Last month, Terry Posey wrote on the blog about supplemental authority at oral argument — before the intermediate court of appeals. But what about the Ohio Supreme Court?
As there is some time between filing your brief and oral argument, it makes sense you may wish to supplement your brief in some way. Say, for instance, you become aware of new authority issued by a court — whether in Ohio or somewhere else — that supports your arguments or your client’s position. What can you do to make the Supreme Court aware of this new authority? The Supreme Court Rules of Practice provide that you can file a notice of “relevant authority,” but note the important caveat: “additional argument” is strictly prohibited under S.Ct.Prac.R. 7.04(A)(2) and 16.08.
Attempting supplementation with additional argument
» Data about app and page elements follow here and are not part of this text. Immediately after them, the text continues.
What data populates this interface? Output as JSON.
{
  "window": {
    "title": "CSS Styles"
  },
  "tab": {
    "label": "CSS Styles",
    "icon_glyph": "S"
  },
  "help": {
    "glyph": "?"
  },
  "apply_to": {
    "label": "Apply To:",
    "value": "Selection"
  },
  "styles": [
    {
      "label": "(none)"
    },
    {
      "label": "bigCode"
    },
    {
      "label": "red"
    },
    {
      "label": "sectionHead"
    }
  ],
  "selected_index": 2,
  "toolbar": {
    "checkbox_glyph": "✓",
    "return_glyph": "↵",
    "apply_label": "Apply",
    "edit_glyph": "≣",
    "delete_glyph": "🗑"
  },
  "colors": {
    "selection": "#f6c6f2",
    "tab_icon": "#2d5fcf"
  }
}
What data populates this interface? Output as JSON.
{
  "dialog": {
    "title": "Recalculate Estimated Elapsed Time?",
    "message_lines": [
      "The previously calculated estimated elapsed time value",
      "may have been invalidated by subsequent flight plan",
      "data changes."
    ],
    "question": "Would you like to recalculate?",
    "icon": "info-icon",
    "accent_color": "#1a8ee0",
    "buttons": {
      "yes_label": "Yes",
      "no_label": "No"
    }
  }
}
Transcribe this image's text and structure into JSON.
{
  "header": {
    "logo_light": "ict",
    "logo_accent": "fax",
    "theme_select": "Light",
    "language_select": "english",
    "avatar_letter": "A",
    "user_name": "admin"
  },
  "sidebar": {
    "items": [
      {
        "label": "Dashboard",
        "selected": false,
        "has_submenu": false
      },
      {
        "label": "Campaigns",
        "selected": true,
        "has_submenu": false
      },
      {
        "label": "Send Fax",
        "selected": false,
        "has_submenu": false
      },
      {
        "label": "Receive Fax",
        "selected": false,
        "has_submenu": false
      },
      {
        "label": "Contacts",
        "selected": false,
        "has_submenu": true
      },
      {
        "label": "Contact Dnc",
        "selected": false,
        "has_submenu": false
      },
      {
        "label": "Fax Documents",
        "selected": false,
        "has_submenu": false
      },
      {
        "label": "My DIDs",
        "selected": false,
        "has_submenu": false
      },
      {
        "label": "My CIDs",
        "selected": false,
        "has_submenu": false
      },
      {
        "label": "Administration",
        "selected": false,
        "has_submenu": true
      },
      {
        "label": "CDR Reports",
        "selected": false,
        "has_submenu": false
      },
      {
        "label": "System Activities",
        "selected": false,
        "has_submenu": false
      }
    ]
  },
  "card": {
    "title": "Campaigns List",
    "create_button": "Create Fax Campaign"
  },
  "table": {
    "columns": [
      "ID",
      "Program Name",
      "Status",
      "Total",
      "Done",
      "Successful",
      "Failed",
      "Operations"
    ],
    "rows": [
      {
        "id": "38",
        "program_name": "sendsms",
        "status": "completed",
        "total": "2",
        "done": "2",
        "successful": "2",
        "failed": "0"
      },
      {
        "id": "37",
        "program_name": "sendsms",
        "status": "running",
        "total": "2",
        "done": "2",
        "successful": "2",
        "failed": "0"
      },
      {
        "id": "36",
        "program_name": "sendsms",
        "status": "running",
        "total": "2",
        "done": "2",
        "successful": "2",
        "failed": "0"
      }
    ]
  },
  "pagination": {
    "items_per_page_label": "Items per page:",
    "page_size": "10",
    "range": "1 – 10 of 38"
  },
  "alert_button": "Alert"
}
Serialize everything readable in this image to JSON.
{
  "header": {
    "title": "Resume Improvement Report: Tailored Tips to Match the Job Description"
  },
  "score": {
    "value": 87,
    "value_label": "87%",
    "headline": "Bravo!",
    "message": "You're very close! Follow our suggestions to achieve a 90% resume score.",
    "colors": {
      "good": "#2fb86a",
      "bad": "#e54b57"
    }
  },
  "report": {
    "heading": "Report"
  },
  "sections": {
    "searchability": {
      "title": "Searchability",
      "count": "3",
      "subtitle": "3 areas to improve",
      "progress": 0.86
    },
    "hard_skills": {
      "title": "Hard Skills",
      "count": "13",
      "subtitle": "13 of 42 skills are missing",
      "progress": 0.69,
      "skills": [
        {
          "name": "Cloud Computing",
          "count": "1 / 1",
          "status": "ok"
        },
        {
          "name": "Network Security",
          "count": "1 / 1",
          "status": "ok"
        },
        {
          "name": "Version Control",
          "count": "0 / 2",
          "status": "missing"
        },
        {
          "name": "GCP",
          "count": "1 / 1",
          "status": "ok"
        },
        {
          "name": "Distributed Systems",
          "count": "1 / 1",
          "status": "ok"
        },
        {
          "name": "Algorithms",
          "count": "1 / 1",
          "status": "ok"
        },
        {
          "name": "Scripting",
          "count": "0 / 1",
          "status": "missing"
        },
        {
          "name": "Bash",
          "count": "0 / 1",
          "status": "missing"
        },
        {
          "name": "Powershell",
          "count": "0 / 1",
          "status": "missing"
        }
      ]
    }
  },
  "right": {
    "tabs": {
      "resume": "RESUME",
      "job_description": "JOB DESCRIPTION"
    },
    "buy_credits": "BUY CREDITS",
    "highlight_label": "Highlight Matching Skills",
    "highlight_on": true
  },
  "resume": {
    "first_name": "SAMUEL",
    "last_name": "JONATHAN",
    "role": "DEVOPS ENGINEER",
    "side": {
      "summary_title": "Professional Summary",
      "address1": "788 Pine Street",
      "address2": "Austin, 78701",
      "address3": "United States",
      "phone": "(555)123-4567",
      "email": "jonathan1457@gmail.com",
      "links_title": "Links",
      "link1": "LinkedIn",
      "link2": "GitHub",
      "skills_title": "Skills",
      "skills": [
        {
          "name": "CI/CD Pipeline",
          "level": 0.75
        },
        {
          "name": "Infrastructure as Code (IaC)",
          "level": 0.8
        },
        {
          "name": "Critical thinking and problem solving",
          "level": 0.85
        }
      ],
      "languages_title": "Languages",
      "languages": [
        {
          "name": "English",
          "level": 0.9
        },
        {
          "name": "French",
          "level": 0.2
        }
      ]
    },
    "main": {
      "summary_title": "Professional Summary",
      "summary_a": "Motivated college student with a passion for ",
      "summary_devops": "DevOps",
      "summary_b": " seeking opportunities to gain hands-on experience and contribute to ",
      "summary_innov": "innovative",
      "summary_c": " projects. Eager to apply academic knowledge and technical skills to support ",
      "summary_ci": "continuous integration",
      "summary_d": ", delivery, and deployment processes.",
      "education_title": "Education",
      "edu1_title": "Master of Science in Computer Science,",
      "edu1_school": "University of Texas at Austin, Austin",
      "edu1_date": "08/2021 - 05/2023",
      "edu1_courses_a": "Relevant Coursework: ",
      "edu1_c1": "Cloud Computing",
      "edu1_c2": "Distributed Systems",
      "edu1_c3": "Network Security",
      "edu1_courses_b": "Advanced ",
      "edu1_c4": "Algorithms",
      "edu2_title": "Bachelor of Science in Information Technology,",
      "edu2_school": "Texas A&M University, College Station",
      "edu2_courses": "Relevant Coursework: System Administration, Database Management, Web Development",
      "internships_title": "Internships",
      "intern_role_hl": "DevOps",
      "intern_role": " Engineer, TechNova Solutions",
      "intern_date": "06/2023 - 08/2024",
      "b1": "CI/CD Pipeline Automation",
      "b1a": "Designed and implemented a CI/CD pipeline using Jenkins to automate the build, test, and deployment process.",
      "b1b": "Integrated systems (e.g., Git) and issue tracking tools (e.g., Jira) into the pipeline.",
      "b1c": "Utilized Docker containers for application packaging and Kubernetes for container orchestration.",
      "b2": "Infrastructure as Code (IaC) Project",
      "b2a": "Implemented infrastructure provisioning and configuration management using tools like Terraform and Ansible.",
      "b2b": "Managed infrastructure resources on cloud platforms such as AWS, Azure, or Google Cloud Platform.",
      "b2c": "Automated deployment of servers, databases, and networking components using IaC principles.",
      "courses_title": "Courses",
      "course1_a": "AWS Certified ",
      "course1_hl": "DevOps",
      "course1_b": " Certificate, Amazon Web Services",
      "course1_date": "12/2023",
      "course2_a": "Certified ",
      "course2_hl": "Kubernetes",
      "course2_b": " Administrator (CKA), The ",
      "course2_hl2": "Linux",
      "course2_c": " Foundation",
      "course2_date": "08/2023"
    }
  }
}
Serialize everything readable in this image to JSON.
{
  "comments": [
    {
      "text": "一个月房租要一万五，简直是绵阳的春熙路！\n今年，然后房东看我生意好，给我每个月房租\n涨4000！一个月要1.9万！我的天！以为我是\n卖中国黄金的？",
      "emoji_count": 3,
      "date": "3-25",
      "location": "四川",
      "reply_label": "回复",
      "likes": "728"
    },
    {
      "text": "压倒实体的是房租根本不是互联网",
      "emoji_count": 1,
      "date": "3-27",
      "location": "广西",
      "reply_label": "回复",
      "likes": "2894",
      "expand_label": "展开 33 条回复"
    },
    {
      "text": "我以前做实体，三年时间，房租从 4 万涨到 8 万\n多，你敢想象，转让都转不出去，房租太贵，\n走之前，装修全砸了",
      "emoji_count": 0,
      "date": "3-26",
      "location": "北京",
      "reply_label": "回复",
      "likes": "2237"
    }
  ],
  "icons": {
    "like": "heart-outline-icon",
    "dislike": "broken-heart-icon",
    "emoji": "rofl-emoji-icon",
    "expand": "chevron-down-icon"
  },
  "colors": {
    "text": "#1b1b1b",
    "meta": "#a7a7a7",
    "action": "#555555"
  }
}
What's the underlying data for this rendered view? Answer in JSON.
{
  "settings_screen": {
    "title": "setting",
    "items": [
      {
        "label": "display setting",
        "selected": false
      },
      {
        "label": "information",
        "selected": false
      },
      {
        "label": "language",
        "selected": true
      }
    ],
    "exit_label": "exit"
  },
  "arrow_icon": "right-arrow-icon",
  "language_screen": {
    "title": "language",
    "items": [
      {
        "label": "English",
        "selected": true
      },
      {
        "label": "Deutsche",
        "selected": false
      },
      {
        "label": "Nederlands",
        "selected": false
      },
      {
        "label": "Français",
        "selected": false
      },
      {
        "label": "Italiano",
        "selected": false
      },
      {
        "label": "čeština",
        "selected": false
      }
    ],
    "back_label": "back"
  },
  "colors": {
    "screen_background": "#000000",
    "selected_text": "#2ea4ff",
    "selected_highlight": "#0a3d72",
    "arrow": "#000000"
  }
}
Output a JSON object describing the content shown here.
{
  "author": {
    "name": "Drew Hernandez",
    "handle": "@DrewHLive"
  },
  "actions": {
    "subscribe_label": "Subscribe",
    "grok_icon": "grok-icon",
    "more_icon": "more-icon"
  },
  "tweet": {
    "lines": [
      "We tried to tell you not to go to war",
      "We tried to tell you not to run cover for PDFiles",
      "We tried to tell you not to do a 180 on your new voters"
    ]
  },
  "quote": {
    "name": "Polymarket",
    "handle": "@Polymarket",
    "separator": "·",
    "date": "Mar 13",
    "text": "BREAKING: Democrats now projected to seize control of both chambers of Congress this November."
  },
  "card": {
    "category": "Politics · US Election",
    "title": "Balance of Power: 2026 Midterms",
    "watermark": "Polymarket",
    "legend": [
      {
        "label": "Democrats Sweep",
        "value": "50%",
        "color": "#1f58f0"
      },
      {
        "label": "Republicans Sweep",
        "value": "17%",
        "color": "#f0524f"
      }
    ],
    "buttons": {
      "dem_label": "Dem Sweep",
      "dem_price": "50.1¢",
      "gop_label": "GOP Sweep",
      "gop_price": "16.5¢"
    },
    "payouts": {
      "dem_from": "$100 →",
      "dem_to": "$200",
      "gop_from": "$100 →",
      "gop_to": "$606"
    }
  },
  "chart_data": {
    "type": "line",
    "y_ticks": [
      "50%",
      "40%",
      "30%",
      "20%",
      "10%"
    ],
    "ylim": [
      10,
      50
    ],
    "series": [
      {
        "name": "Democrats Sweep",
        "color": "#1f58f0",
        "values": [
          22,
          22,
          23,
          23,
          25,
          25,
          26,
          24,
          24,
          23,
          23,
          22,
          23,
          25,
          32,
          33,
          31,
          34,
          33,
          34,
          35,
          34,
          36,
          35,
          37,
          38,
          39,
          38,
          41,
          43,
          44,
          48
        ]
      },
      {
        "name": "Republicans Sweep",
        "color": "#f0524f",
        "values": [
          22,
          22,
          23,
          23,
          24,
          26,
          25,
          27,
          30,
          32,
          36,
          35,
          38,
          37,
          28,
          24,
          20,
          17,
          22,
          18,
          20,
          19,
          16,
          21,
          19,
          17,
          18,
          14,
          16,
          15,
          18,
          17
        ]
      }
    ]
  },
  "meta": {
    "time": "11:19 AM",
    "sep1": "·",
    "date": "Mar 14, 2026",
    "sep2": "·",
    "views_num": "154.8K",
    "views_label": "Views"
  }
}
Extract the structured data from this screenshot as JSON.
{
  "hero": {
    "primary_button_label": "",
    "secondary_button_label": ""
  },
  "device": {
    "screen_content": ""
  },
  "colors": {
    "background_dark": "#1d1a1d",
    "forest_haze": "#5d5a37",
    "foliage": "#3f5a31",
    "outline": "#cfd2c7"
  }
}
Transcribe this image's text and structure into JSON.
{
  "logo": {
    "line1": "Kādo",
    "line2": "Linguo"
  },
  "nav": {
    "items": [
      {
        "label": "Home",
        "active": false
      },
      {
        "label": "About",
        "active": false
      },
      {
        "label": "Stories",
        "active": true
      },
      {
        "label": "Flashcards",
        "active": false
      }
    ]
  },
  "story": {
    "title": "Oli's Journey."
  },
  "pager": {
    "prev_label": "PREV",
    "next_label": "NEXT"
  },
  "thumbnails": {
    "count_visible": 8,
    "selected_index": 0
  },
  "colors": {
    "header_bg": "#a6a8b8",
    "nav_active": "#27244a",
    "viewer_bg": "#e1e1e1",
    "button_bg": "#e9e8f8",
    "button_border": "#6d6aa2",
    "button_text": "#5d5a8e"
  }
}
Unsurprisingly, counsel have tried creative ways to test the contours of an “additional argument,” which is an undefined term. For example, in Acuity v. Masters Pharmaceutical, Inc., the appellant filed a notice of relevant authority, and appended a parenthetical to the citation. This prompted the appellee to file a motion to strike.
In its motion, the appellee argued that the parenthetical itself was the “additional argument.” The appellant countered that the parentheticals are a part of the citation. The Supreme Court — somewhat surprisingly — denied the motion. The takeaway from this case is not that counsel should feel free to insert parentheticals in a notice of relevant authority. Rather, counsel should not risk the court’s ire or otherwise encourage an adversary to file a motion to strike.
Supplementation with new evidence
In addition to citing new authority, counsel can try to supplement briefs by citing new evidence that is not part of the record. For example, counsel may try to introduce a trial exhibit used in a court outside Ohio in a case that is similar to the case before the Supreme Court.
That is essentially what an amicus party did in the recent case, Neuro-Communication Services Inc., etc., v. The Cincinnati Insurance Company et al.. There, the amicus party filed a notice of supplemental authority — that consisted of an exhibit not part of the record — or in the alternative, moved to admit “newly discovered evidence.” Another amicus party moved to strike the filing; the court granted the motion.
While the court did not set forth its reasoning, the ruling is by no means surprising because appellate courts typically do not consider matters outside the trial-court record. The Supreme Court, in fact, describes the components of a “record” in S.Ct.Prac.R. 11.03(B)(2). Of course, counsel should always protect their client’s interests when making these important decisions, but know that a submission will likely trigger another motion to strike.
To file, or not to file
This sometimes begs the larger question: Does zealous counsel file something that might be stricken, knowing the court is likely to review it anyway? Or, does counsel know that their reputation (and understanding of the applicable rules) is likely to be considered in the court’s evaluation on the merits?
Counsel may, from time to time, feel the urge to say one more thing after filing the brief. But the rules constrain in many (surprising) ways, and should be observed — not flouted.